"Interesting. Should I be expecting more of these?"

"Well, you're only permitted three per fiscal quarter, but they are available for you to use at your discretion."

Strange how friendly banter can lead to friendly flirting, can lead to any number of impossibly strange and alluring scenarios, regardless of orientation. Now, for example. Josh is leaning and smiling and staring straight in to Jim's eyes. Jim wonders what it would be like if Josh leaned forward and kissed him. Would he push him away, cling to him pitifully, or just stand straight like cardboard, pardon the mental pun.

"I'll be sure to save them for emergencies," he says, but his mouth is dry and he's very much aware of the fact that he smells like sweat and booze and vomit. Josh licks his lip and it seems like one of those inviting moments that he had with Pam except they weren't invitations at all and—

"What do you want, Jim?"

"Want?"

"Out of life. You're just floating here in Stamford. Is the whole 'jumping in with both feet' idea real? Because I like my people here for the long haul."

It could be a double entendre if Jim looked at it just right. It's probably a…single entendre? Is there such a thing? Jim realizes that he's been silent for too long and the pause between their words is lengthening. The long haul. A quick pros and cons list leaves him as unsure as ever. He owes Josh an answer though, an honest one.

"I don't know. I really don't." Josh nods his head in understanding but doesn't speak. "But I think…"

"Yes?"

"That I want to be one of them. The long-haul guys, you know? I just don't know where I want to haul…my…load—can I just skip the analogy?" Josh grins.

"No trucker analogies. Good to know."

"Well, not all trucker analogies. I don't want to limit myself, you know?"

"Because you're keeping your options open."

"Exactly," Jim says with a faux-serious face that he almost pulls off.

"Well, Jim, as your boss I think that's a wise decision. Trucking analogies have been known to inspire many people in the workplace."

"Much like the stapler."

"Or the zip drive."

"You really are some kind of maverick aren't you?" Jim's face has that easy grin he hasn't felt in months. "The next thing I know, you'll have Andy—"

Josh kisses him.

Jim doesn't have time to think about it. He doesn't run and he isn't cardboard. He isn't clinging pitifully, either. He just brings his hands up to Josh's arms and pulls him closer.

Then, too soon, it's over and the dopey grin on his face isn't mirrored on Josh's. His boss studies him critically and Jim squirms under the scrutiny.

"Yeah…you'll be okay." Josh pats Jim's face affectionately and finally smiles.

"Wow."

"What?"

"I thought I heard my mother in the parking lot. My mistake."

"You're comparing me to your mother. I see."

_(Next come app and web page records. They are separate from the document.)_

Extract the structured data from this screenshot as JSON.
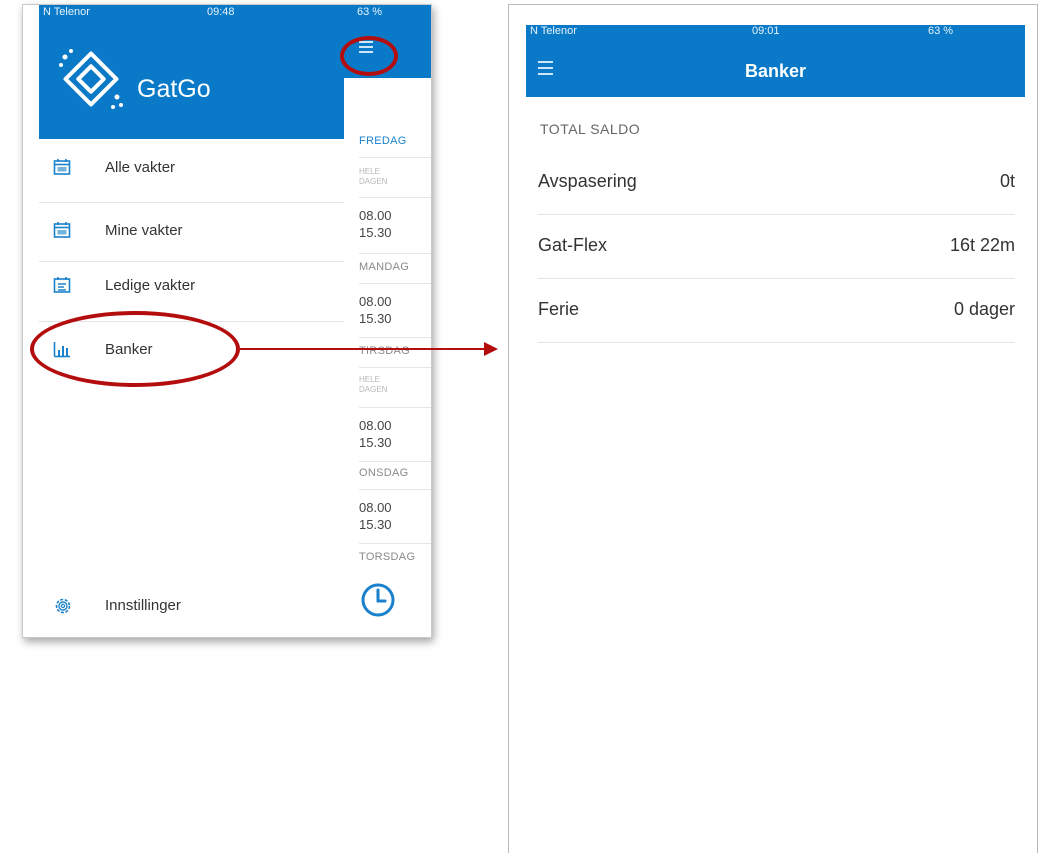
{
  "left_screen": {
    "status": {
      "carrier": "N Telenor",
      "time": "09:48",
      "battery": "63 %"
    },
    "brand": "GatGo",
    "drawer": {
      "items": [
        {
          "label": "Alle vakter",
          "icon": "calendar-grid-icon"
        },
        {
          "label": "Mine vakter",
          "icon": "calendar-grid-icon"
        },
        {
          "label": "Ledige vakter",
          "icon": "calendar-list-icon"
        },
        {
          "label": "Banker",
          "icon": "bar-chart-icon"
        }
      ],
      "settings_label": "Innstillinger"
    },
    "schedule": {
      "days": [
        "FREDAG",
        "MANDAG",
        "TIRSDAG",
        "ONSDAG",
        "TORSDAG"
      ],
      "all_day": "HELE",
      "all_day_2": "DAGEN",
      "start": "08.00",
      "end": "15.30"
    }
  },
  "right_screen": {
    "status": {
      "carrier": "N Telenor",
      "time": "09:01",
      "battery": "63 %"
    },
    "title": "Banker",
    "section_title": "TOTAL SALDO",
    "rows": [
      {
        "label": "Avspasering",
        "value": "0t"
      },
      {
        "label": "Gat-Flex",
        "value": "16t 22m"
      },
      {
        "label": "Ferie",
        "value": "0 dager"
      }
    ]
  },
  "colors": {
    "primary": "#0a7ac8",
    "annotation": "#b40d0d"
  }
}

"Well, she's a pretty amazing woman."

"Oh, undoubtedly."

Jim kisses Josh this time. It's longer than before, slower. He's not sure if he's going to make a habit of this…whatever it is they're doing. But New Jim is already a lot happier than Old Jim, though in all honesty that doesn't mean much. When they part, Jim realizes that he hasn't thought of her—Pam—in several whole minutes. He takes a deep breath and reaches into his pocket to get his keys.

"You know, I think maybe I am that long-haul guy. If not Dunder-Mifflin, then something…else."

"If this company doesn't meet your needs, I think I saw a Help Wanted sign at the Dunkin' Donuts."

"Woah, let's not rush into anything. I've already been headhunted by Arby's and I want to keep my options open."

The End